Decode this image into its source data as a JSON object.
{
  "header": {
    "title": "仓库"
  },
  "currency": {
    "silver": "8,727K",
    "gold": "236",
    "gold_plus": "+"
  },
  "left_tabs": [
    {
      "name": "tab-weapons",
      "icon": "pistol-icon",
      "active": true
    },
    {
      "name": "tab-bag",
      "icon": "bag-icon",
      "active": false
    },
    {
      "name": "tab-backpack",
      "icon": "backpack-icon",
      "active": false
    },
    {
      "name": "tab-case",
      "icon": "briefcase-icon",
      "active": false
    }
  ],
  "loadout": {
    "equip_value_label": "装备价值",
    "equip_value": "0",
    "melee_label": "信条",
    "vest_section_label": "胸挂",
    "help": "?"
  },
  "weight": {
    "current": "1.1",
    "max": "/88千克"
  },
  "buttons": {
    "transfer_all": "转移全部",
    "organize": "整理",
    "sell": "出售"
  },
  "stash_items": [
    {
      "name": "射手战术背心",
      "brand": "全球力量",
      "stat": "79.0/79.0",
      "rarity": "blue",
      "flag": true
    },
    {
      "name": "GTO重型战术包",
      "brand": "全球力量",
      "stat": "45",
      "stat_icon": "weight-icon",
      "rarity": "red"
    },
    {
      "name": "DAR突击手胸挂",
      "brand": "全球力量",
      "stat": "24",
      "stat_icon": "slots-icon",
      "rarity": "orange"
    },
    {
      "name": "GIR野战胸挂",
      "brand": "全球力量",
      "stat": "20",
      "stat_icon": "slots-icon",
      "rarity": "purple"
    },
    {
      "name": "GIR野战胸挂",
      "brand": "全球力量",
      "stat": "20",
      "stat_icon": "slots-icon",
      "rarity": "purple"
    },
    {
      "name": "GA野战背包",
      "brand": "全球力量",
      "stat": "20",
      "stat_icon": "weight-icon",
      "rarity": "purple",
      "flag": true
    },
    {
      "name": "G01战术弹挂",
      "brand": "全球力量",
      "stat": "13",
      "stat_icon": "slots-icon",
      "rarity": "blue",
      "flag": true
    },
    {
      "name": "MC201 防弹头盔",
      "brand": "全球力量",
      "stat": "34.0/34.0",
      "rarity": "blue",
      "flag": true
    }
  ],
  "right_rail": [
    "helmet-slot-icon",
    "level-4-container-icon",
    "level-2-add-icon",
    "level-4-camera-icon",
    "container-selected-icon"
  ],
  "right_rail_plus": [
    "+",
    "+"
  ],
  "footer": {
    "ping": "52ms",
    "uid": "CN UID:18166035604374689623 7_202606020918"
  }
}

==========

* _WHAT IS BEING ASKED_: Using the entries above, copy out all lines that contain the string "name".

* _WORKED SOLUTION_:
      "name": "tab-weapons",
      "name": "tab-bag",
      "name": "tab-backpack",
      "name": "tab-case",
      "name": "射手战术背心",
      "name": "GTO重型战术包",
      "name": "DAR突击手胸挂",
      "name": "GIR野战胸挂",
      "name": "GIR野战胸挂",
      "name": "GA野战背包",
      "name": "G01战术弹挂",
      "name": "MC201 防弹头盔",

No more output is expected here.